Reportedly, director John Huston wanted to make this film for thirty years which during this time Huston read more than twenty adapted screenplays of its source novel.
This film was made and released about 37 years afters its source semi-autobiographical novel by Malcolm Lowry was first published in 1947. The book was often said to have been unadaptable and unfilmable. Still, the novel was adapted to radio by Studio One in 1947. The first draft of the book was written in 1936, the second in 1939, the latter being rejected by four publishers. The third draft was written around 1941 and was rejected by twelve publishers. With a complete revision, a fourth draft was written in 1946 and the novel first published in 1947. Reportedly though, there was a version of the novel written in 1940 and this was first published in 1994 under the slightly different title of “The 1940 Under the Volcano”.
Luis Bunuel had tried to get this set up around 1964-1965 with Laurence Olivier and Jeanne Moreau.
The picture marked a return to filming in Mexico for director John Huston who had previously shot the classic Humphrey Bogart movie The Treasure of the Sierra Madre (1948) there as well as The Night of the Iguana (1964), cinematographer Gabriel Figueroa having lensed the latter as well as this movie
Director John Huston let his son Danny Huston, then 21 years old and still in London film school, shoot the background scenes in the opening credits which were used for the film in its title sequence.
Two documentaries have been made about the making of this film. They are Observations Under the Volcano (1984) directed by Christian Blackwood and Notes from Under the Volcano (1984) directed by Gary Conklin.
Second movie in a year set in a Latin American country with a central character who was an alcoholic British consul. In this film it was Albert Finney as the dipsomaniac diplomat Geoffrey Firmin, in the other movie, it was Michael Caine as the drunken diplomat Charley Fortnum, in Beyond the Limit (1983).
The “Day of the Dead” (from the Spanish: Día de los Muertos) festival seen in this film is a real life Mexican national holiday where all banks are closed. The public holiday is particularly celebrated throughout Mexico but also in other cultures across the globe. Elegant Skulls or La Calavera Catrinas, used in the Day of the Dead celebrations, which are artistic manifestations of altars and calavera costumes of the Day of the Dead, are vividly portrayed in the film’s opening title sequence.
Seccond of two back to back consecutive pictures directed by John Huston and starring Albert Finney, the first being Annie (1982).

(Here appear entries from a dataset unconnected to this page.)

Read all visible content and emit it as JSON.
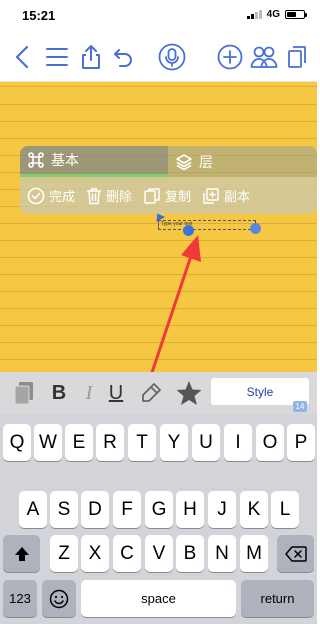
{
  "status": {
    "time": "15:21",
    "network": "4G"
  },
  "toolbar": {
    "buttons": [
      "back",
      "list",
      "share",
      "undo",
      "microphone",
      "add",
      "collaborators",
      "pages"
    ]
  },
  "menu": {
    "tabs": [
      {
        "label": "基本",
        "icon": "command-icon",
        "active": true
      },
      {
        "label": "层",
        "icon": "layers-icon",
        "active": false
      }
    ],
    "actions": [
      {
        "label": "完成",
        "icon": "check-circle-icon"
      },
      {
        "label": "删除",
        "icon": "trash-icon"
      },
      {
        "label": "复制",
        "icon": "copy-icon"
      },
      {
        "label": "副本",
        "icon": "duplicate-icon"
      }
    ]
  },
  "text_object": {
    "text": "Type your text"
  },
  "format_bar": {
    "bold": "B",
    "italic": "I",
    "underline": "U",
    "style_label": "Style",
    "style_badge": "14"
  },
  "keyboard": {
    "row1": [
      "Q",
      "W",
      "E",
      "R",
      "T",
      "Y",
      "U",
      "I",
      "O",
      "P"
    ],
    "row2": [
      "A",
      "S",
      "D",
      "F",
      "G",
      "H",
      "J",
      "K",
      "L"
    ],
    "row3": [
      "Z",
      "X",
      "C",
      "V",
      "B",
      "N",
      "M"
    ],
    "numbers_label": "123",
    "space_label": "space",
    "return_label": "return"
  },
  "colors": {
    "paper": "#f6c742",
    "accent_blue": "#4a6fd6",
    "annotation_red": "#f03a3a",
    "active_tab_underline": "#7fcf6a"
  }
}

Star Jack Nicholson was sometimes on the set while Under the Volcano (1984) was being filmed. Director John Huston had acted alongside Nicholson in Roman Polanski’s Chinatown (1974) and then later soon directed him the following year in Prizzi’s Honor (1985).
As of 2014, this remains as the only film screenplay written by Guy Gallo.
John Huston never knew Malcolm Lowry, the author of the novel Under the Volcano. However, John Huston said that he read a biography about Malcolm Lowry to which he read some names of people who were friends with him and Malcolm Lowry.
John Huston initially wanted to cast Richard Burton as the British consul. Huston and Burton had had a great success with a previous movie about an alcoholic set in Mexico, The Night of the Iguana (1964). Much to his regret, Burton had to decline the offer, as he was appearing in a touring production of Noël Coward’s “Private Lives” with Elizabeth Taylor.
The film’s director John Huston actually lived in Mexico at an oceanside villa in Puerto Vallarta.
In 1972, director Joseph Losey was planning to film this story in Mexico but the financing fell through. Losey had a litany of many unmade and unproduced projects throughout his long career.
The movie is sometimes revived on a double-bill with Volcano: An Inquiry Into the Life and Death of Malcolm Lowry (1976).
The film’s opening prologue states: “CUERNAVACA, MEXICO. November 1, 1938 – The Day of the Dead”.
Director John Huston’s twenty-one year old son Danny Huston was sometimes on the set of the movie.
Richard Burton was originally offered the role of Geoffrey Firmin but he couldn’t get out of his contract for Private Lives which he was appearing on Broadway at the time with Elizabeth Taylor.]]>
Under the volcano 1984
Under the volcano 1984